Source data
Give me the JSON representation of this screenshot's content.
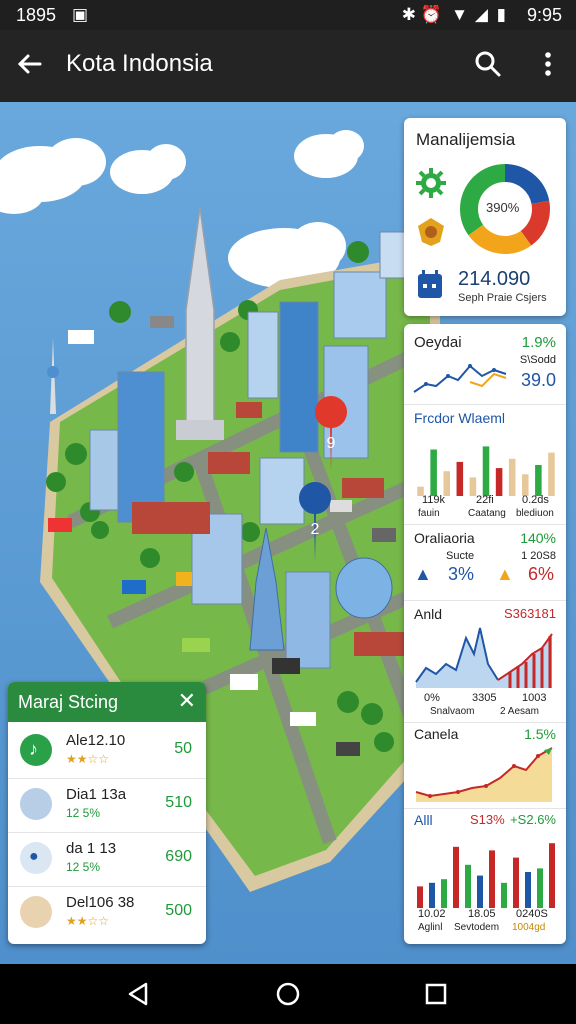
{
  "status_bar": {
    "left_time": "1895",
    "right_time": "9:95"
  },
  "app_bar": {
    "title": "Kota Indonsia",
    "back_icon": "arrow-left-icon",
    "search_icon": "search-icon",
    "menu_icon": "more-vert-icon"
  },
  "map": {
    "pin_1_label": "9",
    "pin_2_label": "2"
  },
  "donut_card": {
    "title": "Manalijemsia",
    "center_label": "390%",
    "value": "214.090",
    "caption": "Seph Praie Csjers",
    "segments": [
      {
        "color": "#1f56a6",
        "share": 0.22
      },
      {
        "color": "#d93a2b",
        "share": 0.18
      },
      {
        "color": "#f2a51a",
        "share": 0.25
      },
      {
        "color": "#2eaa44",
        "share": 0.35
      }
    ]
  },
  "panel": {
    "s1": {
      "label": "Oeydai",
      "pct": "1.9%",
      "sub": "S\\Sodd",
      "val": "39.0"
    },
    "s2": {
      "label": "Frcdor Wlaeml",
      "x1": "119k",
      "x2": "22fi",
      "x3": "0.2ds",
      "x4": "fauin",
      "x5": "Caatang",
      "x6": "blediuon"
    },
    "s3": {
      "label": "Oraliaoria",
      "pct": "140%",
      "sub1": "Sucte",
      "sub2": "1 20S8",
      "v1": "3%",
      "v2": "6%"
    },
    "s4": {
      "label": "Anld",
      "pct": "S363181",
      "x1": "0%",
      "x2": "3305",
      "x3": "1003",
      "x4": "Snalvaom",
      "x5": "2 Aesam"
    },
    "s5": {
      "label": "Canela",
      "pct": "1.5%"
    },
    "s6": {
      "label": "Alll",
      "p1": "S13%",
      "p2": "+S2.6%",
      "x1": "10.02",
      "x2": "18.05",
      "x3": "0240S",
      "x4": "Aglinl",
      "x5": "Sevtodem",
      "x6": "1004gd"
    }
  },
  "list": {
    "title": "Maraj Stcing",
    "close_icon": "close-icon",
    "items": [
      {
        "name": "Ale12.10",
        "sub": "★★☆☆",
        "value": "50"
      },
      {
        "name": "Dia1 13a",
        "sub": "12 5%",
        "value": "510"
      },
      {
        "name": "da 1 13",
        "sub": "12 5%",
        "value": "690"
      },
      {
        "name": "Del106 38",
        "sub": "★★☆☆",
        "value": "500"
      }
    ]
  },
  "charts": {
    "bars_s2": [
      0.15,
      0.75,
      0.4,
      0.55,
      0.3,
      0.8,
      0.45,
      0.6,
      0.35,
      0.5,
      0.7
    ],
    "bars_s6": [
      0.3,
      0.35,
      0.4,
      0.85,
      0.6,
      0.45,
      0.8,
      0.35,
      0.7,
      0.5,
      0.55,
      0.9
    ]
  }
}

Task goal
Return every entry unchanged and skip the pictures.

Written solution
Give me the JSON representation of this screenshot's content.
{
  "status_bar": {
    "left_time": "1895",
    "right_time": "9:95"
  },
  "app_bar": {
    "title": "Kota Indonsia",
    "back_icon": "arrow-left-icon",
    "search_icon": "search-icon",
    "menu_icon": "more-vert-icon"
  },
  "map": {
    "pin_1_label": "9",
    "pin_2_label": "2"
  },
  "donut_card": {
    "title": "Manalijemsia",
    "center_label": "390%",
    "value": "214.090",
    "caption": "Seph Praie Csjers",
    "segments": [
      {
        "color": "#1f56a6",
        "share": 0.22
      },
      {
        "color": "#d93a2b",
        "share": 0.18
      },
      {
        "color": "#f2a51a",
        "share": 0.25
      },
      {
        "color": "#2eaa44",
        "share": 0.35
      }
    ]
  },
  "panel": {
    "s1": {
      "label": "Oeydai",
      "pct": "1.9%",
      "sub": "S\\Sodd",
      "val": "39.0"
    },
    "s2": {
      "label": "Frcdor Wlaeml",
      "x1": "119k",
      "x2": "22fi",
      "x3": "0.2ds",
      "x4": "fauin",
      "x5": "Caatang",
      "x6": "blediuon"
    },
    "s3": {
      "label": "Oraliaoria",
      "pct": "140%",
      "sub1": "Sucte",
      "sub2": "1 20S8",
      "v1": "3%",
      "v2": "6%"
    },
    "s4": {
      "label": "Anld",
      "pct": "S363181",
      "x1": "0%",
      "x2": "3305",
      "x3": "1003",
      "x4": "Snalvaom",
      "x5": "2 Aesam"
    },
    "s5": {
      "label": "Canela",
      "pct": "1.5%"
    },
    "s6": {
      "label": "Alll",
      "p1": "S13%",
      "p2": "+S2.6%",
      "x1": "10.02",
      "x2": "18.05",
      "x3": "0240S",
      "x4": "Aglinl",
      "x5": "Sevtodem",
      "x6": "1004gd"
    }
  },
  "list": {
    "title": "Maraj Stcing",
    "close_icon": "close-icon",
    "items": [
      {
        "name": "Ale12.10",
        "sub": "★★☆☆",
        "value": "50"
      },
      {
        "name": "Dia1 13a",
        "sub": "12 5%",
        "value": "510"
      },
      {
        "name": "da 1 13",
        "sub": "12 5%",
        "value": "690"
      },
      {
        "name": "Del106 38",
        "sub": "★★☆☆",
        "value": "500"
      }
    ]
  },
  "charts": {
    "bars_s2": [
      0.15,
      0.75,
      0.4,
      0.55,
      0.3,
      0.8,
      0.45,
      0.6,
      0.35,
      0.5,
      0.7
    ],
    "bars_s6": [
      0.3,
      0.35,
      0.4,
      0.85,
      0.6,
      0.45,
      0.8,
      0.35,
      0.7,
      0.5,
      0.55,
      0.9
    ]
  }
}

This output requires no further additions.